That but the pair’s status went downhill when Anderson was left virtually bedridden for nearly two days by an illness he believes may have been caused by food poisoning. In the first day or two after the quake, officials had recommended foreign visitors should hunker down if they were in a safe area.
By the time visitors were told to make their way to the capitol city of Kathmandu for flights out of Nepal, Anderson was no longer able to make the seven-hour hike.
“I think if I hadn’t gotten sick we still would have gone up (for the view of Everest),” Anderson said.
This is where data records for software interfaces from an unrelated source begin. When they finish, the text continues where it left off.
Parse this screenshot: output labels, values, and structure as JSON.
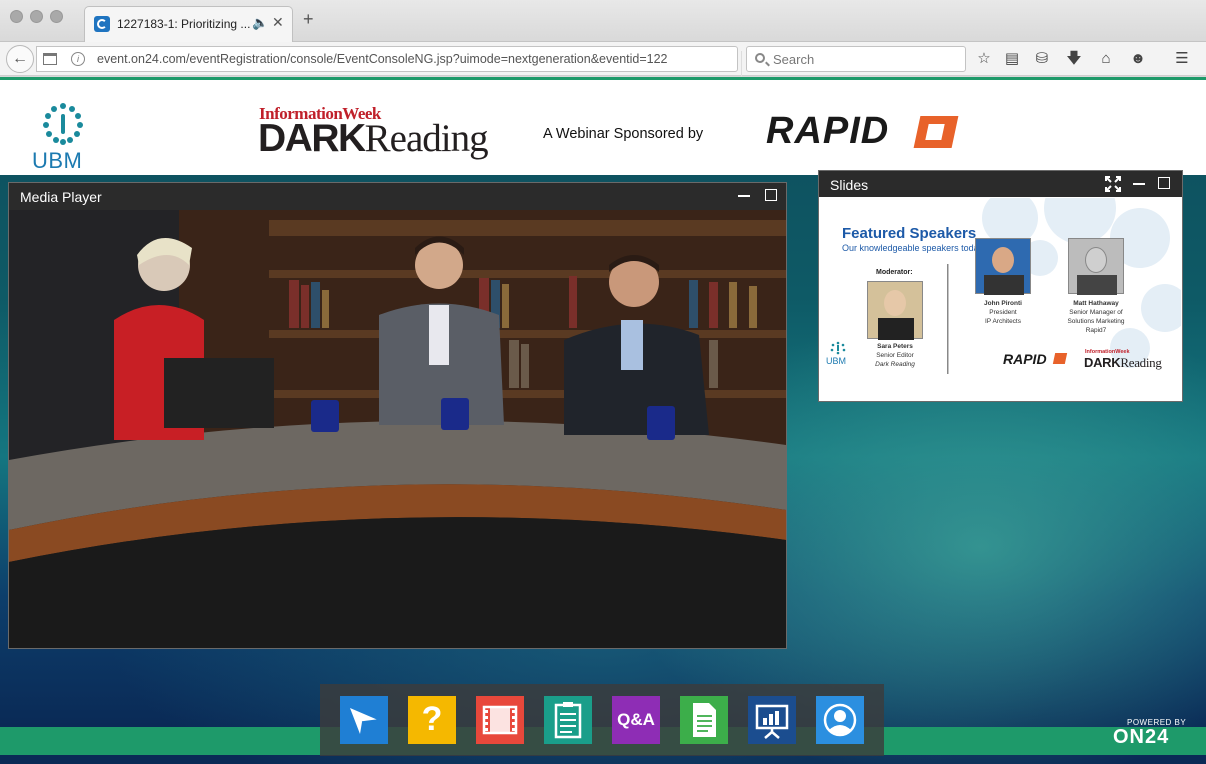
{
  "browser": {
    "tab_title": "1227183-1: Prioritizing ...",
    "tab_audio_icon": "speaker-icon",
    "url": "event.on24.com/eventRegistration/console/EventConsoleNG.jsp?uimode=nextgeneration&eventid=122",
    "search_placeholder": "Search",
    "toolbar_icons": [
      "bookmark-star-icon",
      "reading-list-icon",
      "pocket-icon",
      "downloads-icon",
      "home-icon",
      "emoji-icon",
      "menu-icon"
    ]
  },
  "header": {
    "ubm_label": "UBM",
    "informationweek_label": "InformationWeek",
    "dark_label": "DARK",
    "reading_label": "Reading",
    "sponsor_text": "A Webinar Sponsored by",
    "rapid7_label": "RAPID"
  },
  "media_player": {
    "title": "Media Player"
  },
  "slides": {
    "title": "Slides",
    "slide_title": "Featured Speakers",
    "slide_subtitle": "Our knowledgeable speakers today are:",
    "moderator_label": "Moderator:",
    "speakers": [
      {
        "name": "Sara Peters",
        "line1": "Senior Editor",
        "line2": "Dark Reading"
      },
      {
        "name": "John Pironti",
        "line1": "President",
        "line2": "IP Architects"
      },
      {
        "name": "Matt Hathaway",
        "line1": "Senior Manager of",
        "line2": "Solutions Marketing",
        "line3": "Rapid7"
      }
    ],
    "footer_ubm": "UBM",
    "footer_rapid7": "RAPID",
    "footer_iw": "InformationWeek",
    "footer_dark": "DARK",
    "footer_reading": "Reading"
  },
  "dock": {
    "buttons": [
      {
        "icon": "send-icon",
        "color": "#1f7fd4"
      },
      {
        "icon": "help-icon",
        "color": "#f5b800"
      },
      {
        "icon": "video-icon",
        "color": "#e8483b"
      },
      {
        "icon": "notes-icon",
        "color": "#1a9e8a"
      },
      {
        "icon": "qa-icon",
        "label": "Q&A",
        "color": "#8e2db5"
      },
      {
        "icon": "document-icon",
        "color": "#3cae4a"
      },
      {
        "icon": "slides-icon",
        "color": "#1b4d8f"
      },
      {
        "icon": "profile-icon",
        "color": "#2b8fe0"
      }
    ]
  },
  "footer": {
    "powered_by": "POWERED BY",
    "on24_label": "ON24"
  },
  "colors": {
    "accent_green": "#1e9a6a",
    "widget_header": "#2b2b2b"
  }
}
They never made that trip. After their Norwegian companions departed on the return hike to Lukla midway through the week, Anderson began to recover just as Kelly came down with a nasty bug that left him short of breath and coughing up phlegm.
After learning 18 climbers had died when a major avalanche swept through Mt. Everest’s base camp, the pair lost their appetite for continuing the hike. That, combined with their health issues and the concern of families at home, prompted them to start the hike last Friday back to Lukla, where Henley had booked them a flight on a small, twin-engine plane on to Kathmandu.
Though Kelly struggled at times with his respiration — he was still hoarse and had a nasty cough while telling the story this week in Campbell River — the two made it safely with little trouble, other than a short detour around a damaged portion of trail and getting lost for about 40 minutes.
Their first look at Kathmandu was revealing, even though they saw little of the massive damage that occurred in the poorer, outlying areas of the city.
“We were downtown, which wasn’t hit as bad,” said Anderson.
“I think the biggest difference from when we arrived was there wasn’t anything open and there were a lot fewer people around,” said Kelly. “It was totally packed when we got in.”
The two were flown on to China, on hurriedly acquired visas, and snatched three or four hours of sleep before flying on to Vancouver and the reunion with their families.
It had been a long, grueling week, but the men said they never felt they were in any real danger.
With a nod to his mother, Kelly said, “I think they were more worried than we were.”